But wait, I could also sign up for Amazon Music Unlimited, which would give me access to the albums I want plus many more, all for the same price as Prime.

There are many other services that I could go into and this post is getting pretty long, so I’ll only point out one other one that caught my attention when I signed up for this. Amazon owns Audible, and offers many audio books to Prime subscribers for free. They also have a thing called Audible Channels, but it’s essentially the same thing as podcasts (and in fact, even includes podcasts that are already free anyway).
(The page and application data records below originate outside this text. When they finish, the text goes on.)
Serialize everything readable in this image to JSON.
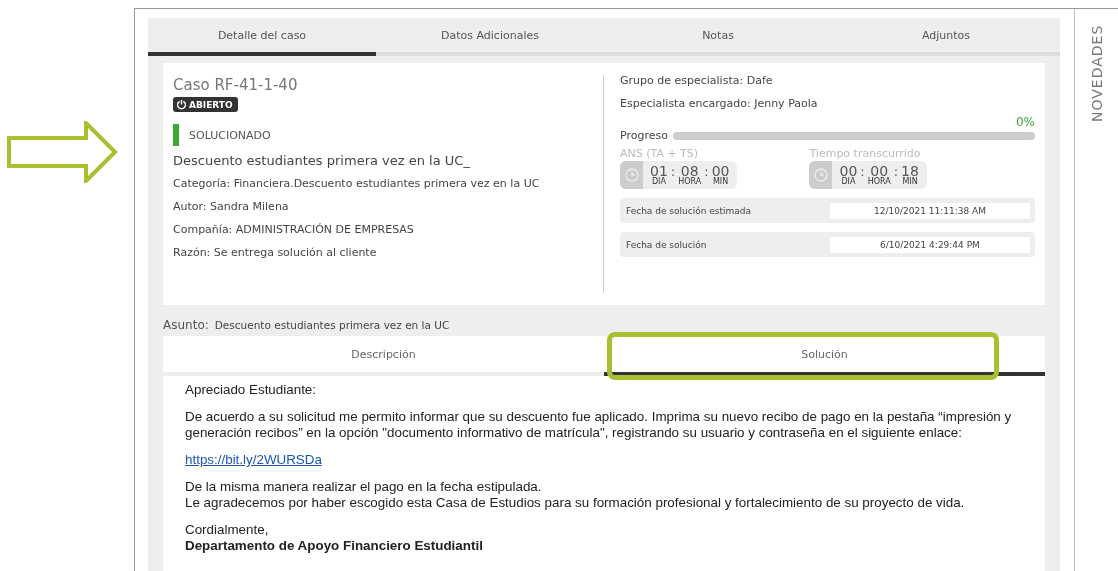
{
  "tabs": [
    {
      "label": "Detalle del caso",
      "selected": true
    },
    {
      "label": "Datos Adicionales",
      "selected": false
    },
    {
      "label": "Notas",
      "selected": false
    },
    {
      "label": "Adjuntos",
      "selected": false
    }
  ],
  "case": {
    "title": "Caso RF-41-1-40",
    "badge": "ABIERTO",
    "status": {
      "label": "SOLUCIONADO",
      "color": "#3aaa35"
    },
    "subject": "Descuento estudiantes primera vez en la UC_",
    "fields": [
      "Categoría: Financiera.Descuento estudiantes primera vez en la UC",
      "Autor: Sandra Milena",
      "Compañía: ADMINISTRACIÓN DE EMPRESAS",
      "Razón: Se entrega solución al cliente"
    ]
  },
  "details": {
    "fields": [
      "Grupo de especialista: Dafe",
      "Especialista encargado: Jenny Paola"
    ],
    "progress": {
      "label": "Progreso",
      "reading": "0%",
      "level": 0
    },
    "timers": [
      {
        "title": "ANS (TA + TS)",
        "separator": ":",
        "parts": [
          {
            "value": "01",
            "unit": "DIA"
          },
          {
            "value": "08",
            "unit": "HORA"
          },
          {
            "value": "00",
            "unit": "MIN"
          }
        ]
      },
      {
        "title": "Tiempo transcurrido",
        "separator": ":",
        "parts": [
          {
            "value": "00",
            "unit": "DIA"
          },
          {
            "value": "00",
            "unit": "HORA"
          },
          {
            "value": "18",
            "unit": "MIN"
          }
        ]
      }
    ],
    "dates": [
      {
        "label": "Fecha de solución estimada",
        "value": "12/10/2021 11:11:38 AM"
      },
      {
        "label": "Fecha de solución",
        "value": "6/10/2021 4:29:44 PM"
      }
    ]
  },
  "asunto": {
    "label": "Asunto:",
    "value": "Descuento estudiantes primera vez en la UC"
  },
  "content_tabs": [
    {
      "label": "Descripción",
      "selected": false
    },
    {
      "label": "Solución",
      "selected": true
    }
  ],
  "message": {
    "greeting": "Apreciado Estudiante:",
    "body": "De acuerdo a su solicitud me permito informar que su descuento fue aplicado. Imprima su nuevo recibo de pago en la pestaña “impresión y generación recibos” en la opción \"documento informativo de matrícula\", registrando su usuario y contraseña en el siguiente enlace:",
    "link": "https://bit.ly/2WURSDa",
    "lines": [
      "De la misma manera realizar el pago en la fecha estipulada.",
      "Le agradecemos por haber escogido esta Casa de Estudios para su formación profesional y fortalecimiento de su proyecto de vida."
    ],
    "closing": "Cordialmente,",
    "signature": "Departamento de Apoyo Financiero Estudiantil"
  },
  "sidebar": {
    "label": "NOVEDADES"
  }
}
But wait, I could upgrade to Audible for the same cost per month as Prime—noticing a trend here? It looks like in many cases being a subscriber to Amazon Prime offers a limited version of other services through Amazon, and if you want to get more you have to pay more. Honestly, I don’t see a problem with the idea of a tiered program Unfortunately the cost is a bit ridiculous. Okay, so you don’t have to be a Prime member to also sign up for one of these other services. But I would think that if you chose to upgrade, being a Prime member should give you a discount on the other subscription. For example, you pay nine dollars a month for Kindle Unlimited, or you pay nine dollars a month for Prime and then five for Kindle Unlimited on top of that. I’m not particularly interested in any of these other services myself but I can’t imagine somebody signing up for Prime, making the yearly payment and then signing up for a monthly bill for an upgraded portion of what they’re already getting, ultimately doubling the cost.

So, when it comes down to it, am I going to follow through with the trial period and sign up for Amazon Prime and cancel my Netflix account? Honestly, I’m on the fence. The better selection and access to other services, albeit limited, make up for the slightly lesser picture quality of Amazon’s video. When it comes down to it, the yearly payment for Amazon Prime comes out to less per month than my monthly Netflix bill. That may end up being the deciding factor between the two.

For that matter, I could just save my money and cancel both services. After all, I can always borrow movies through the library (even though that raises other concerns, such as my history of borrowing damaged discs frustratingly often) or rent them individually through Amazon or Redbox. (That also has a trade-off: assuming that I’m only going to watch a movie once anyway, Redbox’s cheaper price and DVD quality offsets Amazon’s convenience and still lesser picture quality.) I’m probably still going to borrow books from the library anyway. Should I just be a cheapskate and cancel all of these services?

—–

*As a side note for those who may care, because of potential plans for the first weekend of March I may end up not getting to the first book review until the second Monday.

Advertisements

One thought on “Thoughts on Amazon Prime.

  1. As an amendment to this story: it turns out that Amazon does in fact offer discount rates on at least some services to existing Prime members. I must have not been looking in the right place for such information. Still, from what I’ve seen the discount isn’t enough to entice me to sign up for the additional services, so my overall impression is still pretty much the same.

Leave a Reply

Fill in your details below or click an icon to log in:

WordPress.com Logo

You are commenting using your WordPress.com account. Log Out / Change )

Twitter picture

You are commenting using your Twitter account. Log Out / Change )

Facebook photo

You are commenting using your Facebook account. Log Out / Change )

Google+ photo

You are commenting using your Google+ account. Log Out / Change )

Connecting to %s